Keep repeating the movements until you get used to lifting the deck’s nose while keeping your body stable.
- Working on the height
Unlike a wakeboard, where a motor pulls you on water, we’ll do ollies while moving on the ground. Be mindful of the thing below, which will help make your ollie better.
Step 3: Doing the ollie
Ride your skateboard in a straight line in an open space and in the least risky direction. As soon as the wheels get their momentum, perform the footing position described in the first step.
Once you’re ready and positioned, snap the skateboard’s tail as you jump with both feet.
Land on the ground with both feet on the board.
Step 4: Increasing the ollie height – Jumping higher and sliding further
Have we reached the ollie peak yet? No. Now, this part is where we can increase the ollie height.
Put yourself in the same situation as in the previous step, but we’ll jump higher this time. Try to put more effort into flicking the skateboard and jumping off it.
You should also assist your movements by pulling your knees closer to your chest and raising your arms.
Not everyone notices it, but sliding the front foot towards the tip of the skateboard increases the height of an ollie. So, once the board lifts off the ground, slide your front foot closer to the deck’s nose.
What’s Next After Higher Ollies?
Essentially, ollies are like a preparatory skill for more complicated skateboarding tricks. So, here’s what Reddit users and others suggest we do next after getting used to a higher ollie.
- Speed up – We understand that not all skaters adapt to speedy rides instantly. But if given appropriate skating conditions, try to gather more momentum before doing an ollie. It will increase the trick’s height and elevate the skill in the process.
- Set a goal – An elementary ollie won’t require you to jump over anything except a flat surface. But as they say, one of the most efficient ways to train for higher ollies is practicing jumping over objects. You can start with shorter obstacles until you can hop over traffic cones.
In all these skills, the best way to keep them is through continuous practice. No progress happens on the first try. So, keep going.

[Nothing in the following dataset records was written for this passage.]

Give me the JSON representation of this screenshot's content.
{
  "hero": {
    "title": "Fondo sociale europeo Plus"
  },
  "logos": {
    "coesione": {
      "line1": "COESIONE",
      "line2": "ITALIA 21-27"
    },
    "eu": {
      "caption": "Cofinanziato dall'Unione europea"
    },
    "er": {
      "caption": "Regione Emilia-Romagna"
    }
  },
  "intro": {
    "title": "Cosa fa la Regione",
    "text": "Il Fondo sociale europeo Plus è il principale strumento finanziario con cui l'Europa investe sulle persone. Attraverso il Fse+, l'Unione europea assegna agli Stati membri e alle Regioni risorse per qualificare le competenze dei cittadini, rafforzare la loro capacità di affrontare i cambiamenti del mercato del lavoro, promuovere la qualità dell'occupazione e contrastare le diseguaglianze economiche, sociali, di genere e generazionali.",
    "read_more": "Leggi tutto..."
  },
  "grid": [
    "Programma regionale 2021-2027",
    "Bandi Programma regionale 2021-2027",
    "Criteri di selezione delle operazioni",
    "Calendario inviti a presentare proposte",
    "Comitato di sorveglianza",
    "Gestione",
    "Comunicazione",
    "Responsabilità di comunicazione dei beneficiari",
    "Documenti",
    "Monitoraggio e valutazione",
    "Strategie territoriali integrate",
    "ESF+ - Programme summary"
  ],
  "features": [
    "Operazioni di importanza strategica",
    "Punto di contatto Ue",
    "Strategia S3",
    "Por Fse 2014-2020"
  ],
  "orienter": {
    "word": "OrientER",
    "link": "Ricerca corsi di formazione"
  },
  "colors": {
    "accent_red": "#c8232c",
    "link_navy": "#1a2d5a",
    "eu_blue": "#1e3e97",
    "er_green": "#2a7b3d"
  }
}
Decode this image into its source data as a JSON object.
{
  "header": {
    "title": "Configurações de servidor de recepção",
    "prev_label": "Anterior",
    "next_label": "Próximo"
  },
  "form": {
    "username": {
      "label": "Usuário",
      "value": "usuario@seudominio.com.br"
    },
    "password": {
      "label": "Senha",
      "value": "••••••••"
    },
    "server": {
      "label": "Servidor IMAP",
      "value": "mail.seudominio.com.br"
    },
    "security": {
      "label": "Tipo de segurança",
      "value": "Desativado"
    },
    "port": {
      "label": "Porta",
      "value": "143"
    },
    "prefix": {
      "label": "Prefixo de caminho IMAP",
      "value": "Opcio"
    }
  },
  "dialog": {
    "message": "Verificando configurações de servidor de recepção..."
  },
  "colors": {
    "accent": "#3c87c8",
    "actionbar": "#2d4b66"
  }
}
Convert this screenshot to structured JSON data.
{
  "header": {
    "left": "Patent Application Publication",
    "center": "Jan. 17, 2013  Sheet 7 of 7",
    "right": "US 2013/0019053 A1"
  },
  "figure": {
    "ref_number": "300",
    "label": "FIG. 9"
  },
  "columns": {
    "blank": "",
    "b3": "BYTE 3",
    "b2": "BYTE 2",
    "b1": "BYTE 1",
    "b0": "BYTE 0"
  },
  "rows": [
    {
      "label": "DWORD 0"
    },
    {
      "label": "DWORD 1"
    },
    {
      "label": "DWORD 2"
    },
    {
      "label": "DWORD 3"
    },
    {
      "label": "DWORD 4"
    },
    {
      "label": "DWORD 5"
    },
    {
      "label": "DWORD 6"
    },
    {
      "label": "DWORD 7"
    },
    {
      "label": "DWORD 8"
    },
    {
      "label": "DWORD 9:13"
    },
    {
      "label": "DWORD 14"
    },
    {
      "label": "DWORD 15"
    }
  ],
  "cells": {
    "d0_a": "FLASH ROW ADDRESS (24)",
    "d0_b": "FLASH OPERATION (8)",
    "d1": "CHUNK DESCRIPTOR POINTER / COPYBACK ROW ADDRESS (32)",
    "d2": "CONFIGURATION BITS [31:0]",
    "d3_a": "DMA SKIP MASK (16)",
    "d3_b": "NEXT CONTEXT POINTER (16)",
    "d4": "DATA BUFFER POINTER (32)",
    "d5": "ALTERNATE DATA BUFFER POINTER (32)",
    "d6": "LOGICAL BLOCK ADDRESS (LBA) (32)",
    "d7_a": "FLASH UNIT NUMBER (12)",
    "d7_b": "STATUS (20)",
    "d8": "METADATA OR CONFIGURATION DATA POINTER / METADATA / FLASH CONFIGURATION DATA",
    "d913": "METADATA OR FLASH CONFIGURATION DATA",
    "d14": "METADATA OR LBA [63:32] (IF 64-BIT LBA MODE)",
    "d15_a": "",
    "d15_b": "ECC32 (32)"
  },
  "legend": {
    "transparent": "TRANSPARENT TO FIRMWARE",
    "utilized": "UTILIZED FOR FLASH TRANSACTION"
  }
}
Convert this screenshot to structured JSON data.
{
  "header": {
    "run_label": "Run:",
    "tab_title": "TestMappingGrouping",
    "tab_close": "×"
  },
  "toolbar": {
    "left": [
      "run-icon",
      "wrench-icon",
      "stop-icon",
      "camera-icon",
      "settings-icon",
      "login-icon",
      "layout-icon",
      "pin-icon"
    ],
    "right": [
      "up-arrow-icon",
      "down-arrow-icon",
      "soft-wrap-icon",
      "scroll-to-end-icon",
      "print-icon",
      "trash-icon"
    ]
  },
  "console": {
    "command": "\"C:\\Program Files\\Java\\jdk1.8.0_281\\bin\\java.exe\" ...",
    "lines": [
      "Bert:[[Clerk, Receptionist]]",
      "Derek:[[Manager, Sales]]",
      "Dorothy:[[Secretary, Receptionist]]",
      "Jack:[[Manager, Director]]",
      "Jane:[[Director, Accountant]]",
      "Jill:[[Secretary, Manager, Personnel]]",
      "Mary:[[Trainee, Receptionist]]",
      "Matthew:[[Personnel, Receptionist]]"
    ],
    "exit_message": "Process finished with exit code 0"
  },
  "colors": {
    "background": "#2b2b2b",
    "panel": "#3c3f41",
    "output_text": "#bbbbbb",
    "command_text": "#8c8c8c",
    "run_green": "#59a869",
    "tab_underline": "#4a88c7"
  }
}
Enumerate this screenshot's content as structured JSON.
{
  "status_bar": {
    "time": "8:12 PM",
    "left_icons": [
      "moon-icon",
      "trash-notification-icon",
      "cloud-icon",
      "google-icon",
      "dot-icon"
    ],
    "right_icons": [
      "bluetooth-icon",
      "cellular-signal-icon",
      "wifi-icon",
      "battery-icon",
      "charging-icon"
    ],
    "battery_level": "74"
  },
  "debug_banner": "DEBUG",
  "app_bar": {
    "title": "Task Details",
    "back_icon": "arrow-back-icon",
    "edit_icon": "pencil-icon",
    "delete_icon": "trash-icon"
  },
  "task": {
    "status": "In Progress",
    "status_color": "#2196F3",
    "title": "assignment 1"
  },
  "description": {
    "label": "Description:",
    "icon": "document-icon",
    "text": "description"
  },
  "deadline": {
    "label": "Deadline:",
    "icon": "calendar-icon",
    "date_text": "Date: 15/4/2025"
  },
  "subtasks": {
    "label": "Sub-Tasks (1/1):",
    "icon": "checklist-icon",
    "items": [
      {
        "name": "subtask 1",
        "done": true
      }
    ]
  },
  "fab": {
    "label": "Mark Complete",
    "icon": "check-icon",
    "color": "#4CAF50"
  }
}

Other tricks you may also like: Steps to Nollie Heelflip on a Skateboard
Frequently Asked Questions
Why can’t I ollie higher?
Maybe you’ve asked this more than once, “why can I not increase my height on ollie?” Don’t feel bad. Here are a few reasons your ollies don’t yield as much height as others.
- Not crouching sufficiently low.
- Not moving the feet high enough.
- Not getting enough pop on the board.
Can you ollie higher than you can jump?
Unfortunately, we are not on Skate 3. You can only ollie as high as you jump. But on the bright side, you can still achieve the highest ollie possible by finding a perfect spot to do the trick and working on the additional steps we discussed.
What tricks to learn after ollie?
Ollies make way for new and more complicated tricks. Here are the best upskill combinations you can do after mastering the patterns of ollie braille.
- Shove-it / Pop Shuvit
- The 180
- Fakie Ollie
- Kickflip and Heelflip
- Ollie over objects
In skateboarding, it’s not about how fast we master a skill. Sometimes, we won’t get the same results we imagined before trying a trick. But with constant practice and learning from our experience, we’ll eventually improve.
And like a beginner, learning how to ollie higher calls for strengthening the basics. So, remember to jump and pop higher, pick your feet up, and raise your arms to take your ollies to new heights.
Then, you can do something more challenging in your skating journey.
Hi, I am Charles Harris. I opened this site to write as much as I can about my biggest passion – skateboarding!
I started as a clumsy yet passionate rookie 10 years ago to now a still passionate yet much better skateboarder! But I have to tell you, the whole journey has always been fun and rewarding, indeed not without hardship.